EXERCISE DATA
______________________________

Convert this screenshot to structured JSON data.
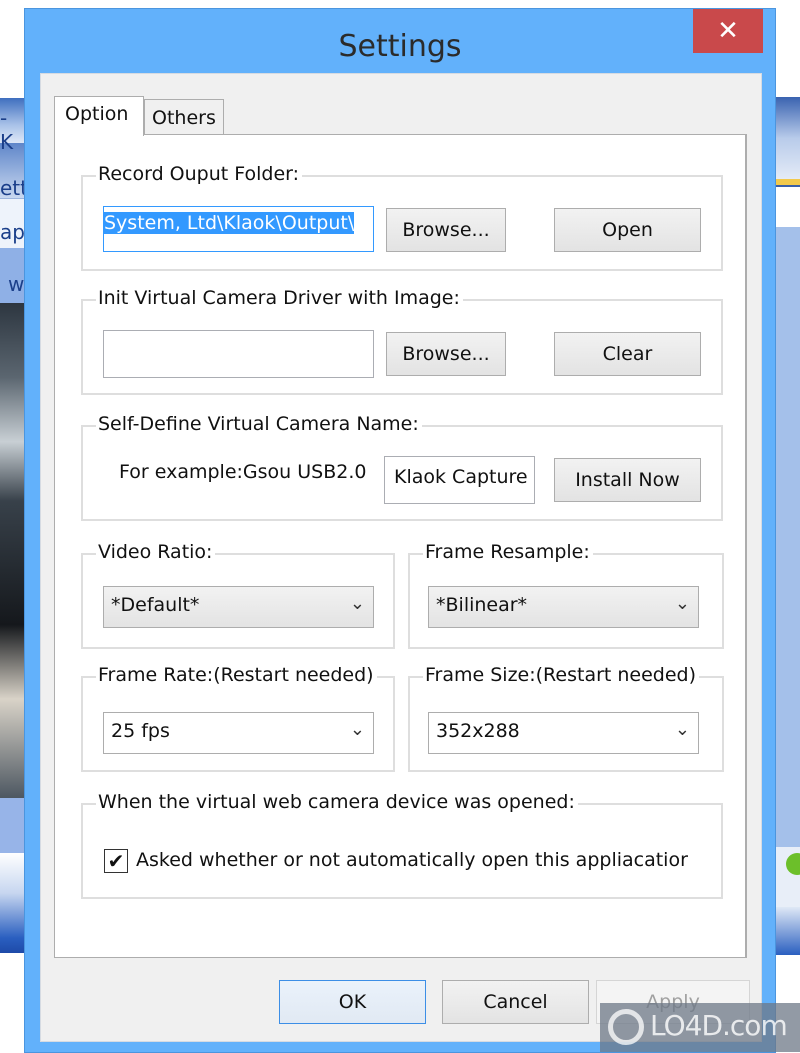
{
  "background": {
    "left_fragments": [
      "- K",
      "ett",
      "ap",
      "w"
    ]
  },
  "window": {
    "title": "Settings",
    "close_icon": "close-icon",
    "close_glyph": "✕"
  },
  "tabs": [
    {
      "label": "Option",
      "active": true
    },
    {
      "label": "Others",
      "active": false
    }
  ],
  "option": {
    "record_output": {
      "label": "Record Ouput Folder:",
      "path_value": "System, Ltd\\Klaok\\Output\\",
      "browse_label": "Browse...",
      "open_label": "Open"
    },
    "init_image": {
      "label": "Init Virtual Camera Driver with Image:",
      "path_value": "",
      "browse_label": "Browse...",
      "clear_label": "Clear"
    },
    "camera_name": {
      "label": "Self-Define Virtual Camera Name:",
      "example_text": "For example:Gsou USB2.0",
      "name_value": "Klaok Capture",
      "install_label": "Install Now"
    },
    "video_ratio": {
      "label": "Video Ratio:",
      "selected": "*Default*"
    },
    "frame_resample": {
      "label": "Frame Resample:",
      "selected": "*Bilinear*"
    },
    "frame_rate": {
      "label": "Frame Rate:(Restart needed)",
      "selected": "25 fps"
    },
    "frame_size": {
      "label": "Frame Size:(Restart needed)",
      "selected": "352x288"
    },
    "on_open": {
      "label": "When the virtual web camera device was opened:",
      "checkbox_label": "Asked whether or not automatically open this appliacatior",
      "checked": true,
      "check_glyph": "✔"
    },
    "chevron_glyph": "⌄"
  },
  "footer": {
    "ok_label": "OK",
    "cancel_label": "Cancel",
    "apply_label": "Apply"
  },
  "watermark": {
    "text": "LO4D.com"
  }
}
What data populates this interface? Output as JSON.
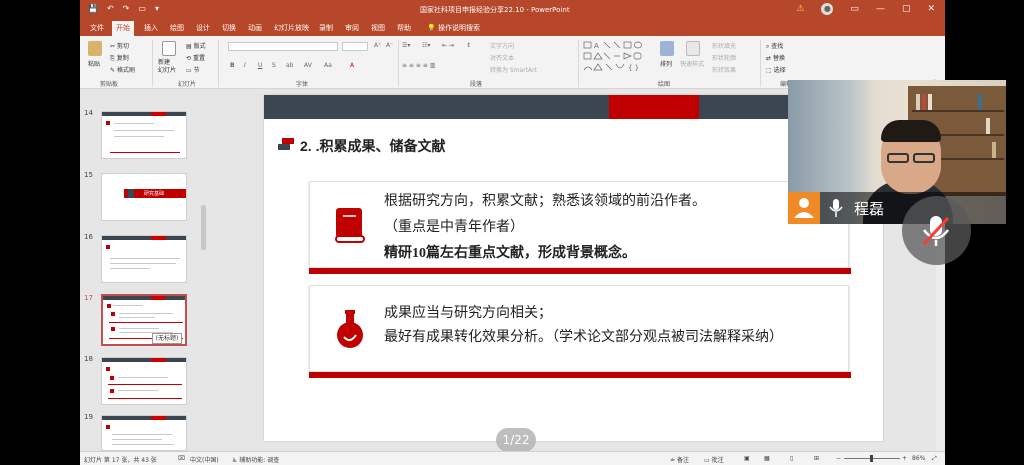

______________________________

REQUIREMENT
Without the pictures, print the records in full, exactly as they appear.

TASK RESPONSE
Convert this screenshot to structured JSON data.
{
  "background": {
    "left_fragments": [
      "- K",
      "ett",
      "ap",
      "w"
    ]
  },
  "window": {
    "title": "Settings",
    "close_icon": "close-icon",
    "close_glyph": "✕"
  },
  "tabs": [
    {
      "label": "Option",
      "active": true
    },
    {
      "label": "Others",
      "active": false
    }
  ],
  "option": {
    "record_output": {
      "label": "Record Ouput Folder:",
      "path_value": "System, Ltd\\Klaok\\Output\\",
      "browse_label": "Browse...",
      "open_label": "Open"
    },
    "init_image": {
      "label": "Init Virtual Camera Driver with Image:",
      "path_value": "",
      "browse_label": "Browse...",
      "clear_label": "Clear"
    },
    "camera_name": {
      "label": "Self-Define Virtual Camera Name:",
      "example_text": "For example:Gsou USB2.0",
      "name_value": "Klaok Capture",
      "install_label": "Install Now"
    },
    "video_ratio": {
      "label": "Video Ratio:",
      "selected": "*Default*"
    },
    "frame_resample": {
      "label": "Frame Resample:",
      "selected": "*Bilinear*"
    },
    "frame_rate": {
      "label": "Frame Rate:(Restart needed)",
      "selected": "25 fps"
    },
    "frame_size": {
      "label": "Frame Size:(Restart needed)",
      "selected": "352x288"
    },
    "on_open": {
      "label": "When the virtual web camera device was opened:",
      "checkbox_label": "Asked whether or not automatically open this appliacatior",
      "checked": true,
      "check_glyph": "✔"
    },
    "chevron_glyph": "⌄"
  },
  "footer": {
    "ok_label": "OK",
    "cancel_label": "Cancel",
    "apply_label": "Apply"
  },
  "watermark": {
    "text": "LO4D.com"
  }
}
What data populates this interface? Output as JSON.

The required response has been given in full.